How great to hear that former Monty Python animator, director and star Terry Gilliam will be honored at this Sunday’s BAFTA film awards at London’s Royal Opera House in the UK with a Fellowship in recognition to his contribution to film, the highest accolade the British Academy can bestow. It’s especially neat to see Gilliam honored in this way (previous recipients include Charlie Chaplin, Alfred Hitchcock, Stanley Kubrick and Steven Spielberg) after his subsequent directorial career has survived various ups and downs, and some truly original films: Jabberwocky, Brazil, Baron Munchausen, Twelve Monkeys and Fear And Loathing In Los Angeles among them.
This comes right at the perfect time: after the disappointingly lackluster Brothers Grimm, I’m extremely excited about his next film, The Imaginarium of Doctor Parnassus, in which Johnny Depp, Colin Farrell and Jude Law stepped in to complete the multiple roles that Heath Ledger had been shooting. Depp is a long-time collaborator, and I’m hoping that his risen stock and a success in Parnassus may yet see Gilliam’s cherished The Man Who Killed Don Quixote enter production once more…and this time reach the finish line. We can hope, but in the meantime, congratulations to him on this overdue accolade!
Howsabout some new releases: we’ve a little more on the mysterious Koch Vision debut of Max Fleischer’s Gulliver’s Travels on March 10, which promises an anamorphic widescreen presentation. Seeing as the film was made way back in 1939 (the second American animated feature only to Snow White in fact), this should be a big no-no, and details on the title have been scarce. But we’ve some confirmation from Koch: the disc will contain the 77 minute feature in both a widescreen format (“digitally restored and re-mastered from the original source 35mm film and enhanced for 16×9 – allowing you to see more picture than ever before!”) and the original 1.33:1 ratio, with sound in newly remixed 5.1, 2.0 and original mono formats.
So, apparently, we will be able to view the 1939 film as intended, though the widescreen option remains an intriguing curio and is sure to be eye-opening or a travesty. We’ll find out on March 10, when the film comes to DVD (pricing TBA at either $12.98 or $14.98) and Blu-ray Disc ($17.98-19.98). In all respects the details seem to mirror WinStar’s 60th Anniversary Edition that came out a few years ago and I have to wonder if the same basic transfer isn’t being rehashed: extras will bundle in the same, and often-seen, The Making Of A Popeye Cartoon peek inside the Fleischer Studio of the time, and two of the eight spin-off cartoons featuring town crier Gabby: as yet not confirmed, but I’d be surprised if they weren’t King For A Day and Swing Cleaning. Here’s the BD artwork, and by a related coincidence, a first look at the classy Max Fleischer’s Superman: 1941-1942 two-disc set from Warner Bros, coming April 7 for $26.98:

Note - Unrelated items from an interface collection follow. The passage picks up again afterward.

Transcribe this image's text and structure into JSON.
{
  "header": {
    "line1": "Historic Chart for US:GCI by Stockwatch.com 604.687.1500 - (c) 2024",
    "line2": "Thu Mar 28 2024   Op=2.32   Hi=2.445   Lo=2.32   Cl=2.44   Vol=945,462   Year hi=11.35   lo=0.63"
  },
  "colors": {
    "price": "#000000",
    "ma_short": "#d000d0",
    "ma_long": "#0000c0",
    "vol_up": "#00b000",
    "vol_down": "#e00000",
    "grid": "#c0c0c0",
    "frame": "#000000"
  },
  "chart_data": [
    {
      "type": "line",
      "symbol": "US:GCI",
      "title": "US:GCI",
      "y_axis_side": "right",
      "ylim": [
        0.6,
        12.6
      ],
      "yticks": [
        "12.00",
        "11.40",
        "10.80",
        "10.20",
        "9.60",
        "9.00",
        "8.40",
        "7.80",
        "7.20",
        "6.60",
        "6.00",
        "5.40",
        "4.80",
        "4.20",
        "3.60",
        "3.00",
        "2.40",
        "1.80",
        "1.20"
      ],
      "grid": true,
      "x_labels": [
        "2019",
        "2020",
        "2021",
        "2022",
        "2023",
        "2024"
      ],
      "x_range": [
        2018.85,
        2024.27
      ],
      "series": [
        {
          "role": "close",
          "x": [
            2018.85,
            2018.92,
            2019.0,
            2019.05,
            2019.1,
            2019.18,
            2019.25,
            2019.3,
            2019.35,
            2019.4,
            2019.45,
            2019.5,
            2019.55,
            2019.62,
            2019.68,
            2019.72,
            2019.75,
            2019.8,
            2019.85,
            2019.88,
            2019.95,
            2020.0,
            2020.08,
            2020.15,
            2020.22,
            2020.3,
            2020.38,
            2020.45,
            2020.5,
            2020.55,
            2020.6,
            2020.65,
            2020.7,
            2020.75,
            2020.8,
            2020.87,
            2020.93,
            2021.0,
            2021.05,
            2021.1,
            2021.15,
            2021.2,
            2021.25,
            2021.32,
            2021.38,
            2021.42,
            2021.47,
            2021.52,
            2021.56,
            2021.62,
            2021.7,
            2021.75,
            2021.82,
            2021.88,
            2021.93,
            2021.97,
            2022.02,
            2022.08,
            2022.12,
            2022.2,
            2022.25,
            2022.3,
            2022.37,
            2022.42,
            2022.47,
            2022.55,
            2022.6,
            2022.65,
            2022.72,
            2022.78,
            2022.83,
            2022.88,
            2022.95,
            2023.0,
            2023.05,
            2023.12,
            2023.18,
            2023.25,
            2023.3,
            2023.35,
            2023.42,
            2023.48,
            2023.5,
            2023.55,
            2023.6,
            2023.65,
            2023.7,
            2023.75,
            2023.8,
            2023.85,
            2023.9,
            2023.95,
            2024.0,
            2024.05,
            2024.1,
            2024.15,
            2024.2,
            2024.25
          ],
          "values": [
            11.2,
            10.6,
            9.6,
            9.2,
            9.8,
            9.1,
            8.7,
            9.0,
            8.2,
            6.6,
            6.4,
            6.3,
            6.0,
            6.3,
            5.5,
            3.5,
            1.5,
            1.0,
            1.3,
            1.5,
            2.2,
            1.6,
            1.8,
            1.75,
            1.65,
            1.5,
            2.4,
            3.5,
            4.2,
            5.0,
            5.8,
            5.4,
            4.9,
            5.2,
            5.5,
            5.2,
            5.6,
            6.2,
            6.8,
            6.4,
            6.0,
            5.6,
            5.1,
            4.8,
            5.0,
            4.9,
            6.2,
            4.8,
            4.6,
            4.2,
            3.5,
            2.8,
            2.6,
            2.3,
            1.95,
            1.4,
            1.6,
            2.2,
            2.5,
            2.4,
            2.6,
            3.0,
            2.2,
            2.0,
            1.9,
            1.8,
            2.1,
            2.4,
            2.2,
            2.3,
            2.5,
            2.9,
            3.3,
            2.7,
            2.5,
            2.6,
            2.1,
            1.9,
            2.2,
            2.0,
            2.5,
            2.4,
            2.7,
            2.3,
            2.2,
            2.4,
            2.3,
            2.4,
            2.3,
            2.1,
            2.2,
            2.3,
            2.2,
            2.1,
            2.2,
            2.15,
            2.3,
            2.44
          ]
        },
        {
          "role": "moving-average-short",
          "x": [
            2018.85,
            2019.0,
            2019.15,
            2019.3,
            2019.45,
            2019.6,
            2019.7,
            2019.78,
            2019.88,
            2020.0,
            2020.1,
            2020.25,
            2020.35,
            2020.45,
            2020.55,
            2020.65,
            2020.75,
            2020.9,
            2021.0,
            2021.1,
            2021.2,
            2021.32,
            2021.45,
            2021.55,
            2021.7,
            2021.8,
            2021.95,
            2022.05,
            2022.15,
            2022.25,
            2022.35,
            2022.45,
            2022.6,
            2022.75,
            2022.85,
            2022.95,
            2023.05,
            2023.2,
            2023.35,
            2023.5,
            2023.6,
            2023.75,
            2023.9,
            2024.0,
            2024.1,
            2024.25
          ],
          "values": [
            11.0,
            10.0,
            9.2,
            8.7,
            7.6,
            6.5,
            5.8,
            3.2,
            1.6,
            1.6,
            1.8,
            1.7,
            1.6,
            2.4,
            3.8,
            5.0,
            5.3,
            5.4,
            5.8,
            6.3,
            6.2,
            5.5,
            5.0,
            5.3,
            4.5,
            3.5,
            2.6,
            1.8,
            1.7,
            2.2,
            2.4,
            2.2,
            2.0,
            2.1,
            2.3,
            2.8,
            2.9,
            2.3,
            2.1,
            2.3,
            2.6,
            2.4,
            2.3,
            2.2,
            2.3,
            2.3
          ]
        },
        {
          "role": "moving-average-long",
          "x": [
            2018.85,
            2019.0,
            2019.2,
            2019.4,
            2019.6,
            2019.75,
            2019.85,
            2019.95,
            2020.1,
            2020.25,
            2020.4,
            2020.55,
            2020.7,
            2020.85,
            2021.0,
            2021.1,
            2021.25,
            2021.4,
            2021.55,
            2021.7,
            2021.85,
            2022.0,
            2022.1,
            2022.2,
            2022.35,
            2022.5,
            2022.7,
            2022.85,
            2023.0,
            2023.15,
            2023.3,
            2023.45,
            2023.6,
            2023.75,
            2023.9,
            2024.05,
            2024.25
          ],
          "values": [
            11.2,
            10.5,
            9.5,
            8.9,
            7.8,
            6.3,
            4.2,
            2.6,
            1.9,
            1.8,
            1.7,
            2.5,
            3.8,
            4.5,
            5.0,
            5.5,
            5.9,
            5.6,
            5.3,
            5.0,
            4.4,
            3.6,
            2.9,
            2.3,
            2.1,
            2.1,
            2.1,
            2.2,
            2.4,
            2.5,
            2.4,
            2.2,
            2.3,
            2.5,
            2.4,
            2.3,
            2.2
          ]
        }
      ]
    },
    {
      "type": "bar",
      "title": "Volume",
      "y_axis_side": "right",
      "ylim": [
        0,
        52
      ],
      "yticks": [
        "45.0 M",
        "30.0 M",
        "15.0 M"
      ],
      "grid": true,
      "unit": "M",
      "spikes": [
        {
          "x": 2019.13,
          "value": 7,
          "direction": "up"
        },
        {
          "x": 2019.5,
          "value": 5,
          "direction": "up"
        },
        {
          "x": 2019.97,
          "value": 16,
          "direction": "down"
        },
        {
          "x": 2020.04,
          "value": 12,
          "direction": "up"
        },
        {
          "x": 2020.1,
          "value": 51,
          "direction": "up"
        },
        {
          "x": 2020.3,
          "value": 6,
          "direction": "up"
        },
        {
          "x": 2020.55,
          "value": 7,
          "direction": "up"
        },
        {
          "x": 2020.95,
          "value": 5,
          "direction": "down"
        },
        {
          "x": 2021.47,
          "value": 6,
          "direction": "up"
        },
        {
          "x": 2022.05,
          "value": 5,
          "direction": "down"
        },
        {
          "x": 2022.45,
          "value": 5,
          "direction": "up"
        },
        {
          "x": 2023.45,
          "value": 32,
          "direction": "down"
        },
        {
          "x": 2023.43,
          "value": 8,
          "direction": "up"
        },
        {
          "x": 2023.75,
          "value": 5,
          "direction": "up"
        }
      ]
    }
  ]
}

Also just announced is Frank Miller’s grand folly The Spirit, which grossed just $19.8 million (ouch!) in theaters. Coming to DVD and BD on April 14 (single disc: $29.95, two-disc: $34.98, Blu: $39.99) from Lionsgate, the bonuses will pack in featurettes, an alternate storyboarded ending, a digital copy and more. On March 24, Watchmen: Tales Of The Black Freighter starts the promotional ball rolling for this spring’s major motion picture, with voices including Gerard Butler and featurettes, Chapter One of the Watchmen Motion Comic and a sneak peek of DC’s next, Green Lantern among the DVD ($27.95) extras. From Warners, the BD ($35.99) will add an exclusive Watchmen scene and bonus interview. Lastly, Wolverine And The X-Men: Heroes Return Trilogy features episodes of the Nicktoons series with commentaries, featurettes and character profiles, coming to DVD ($14.98) from Lionsgate on April 21.
Stay tooned! — Ben.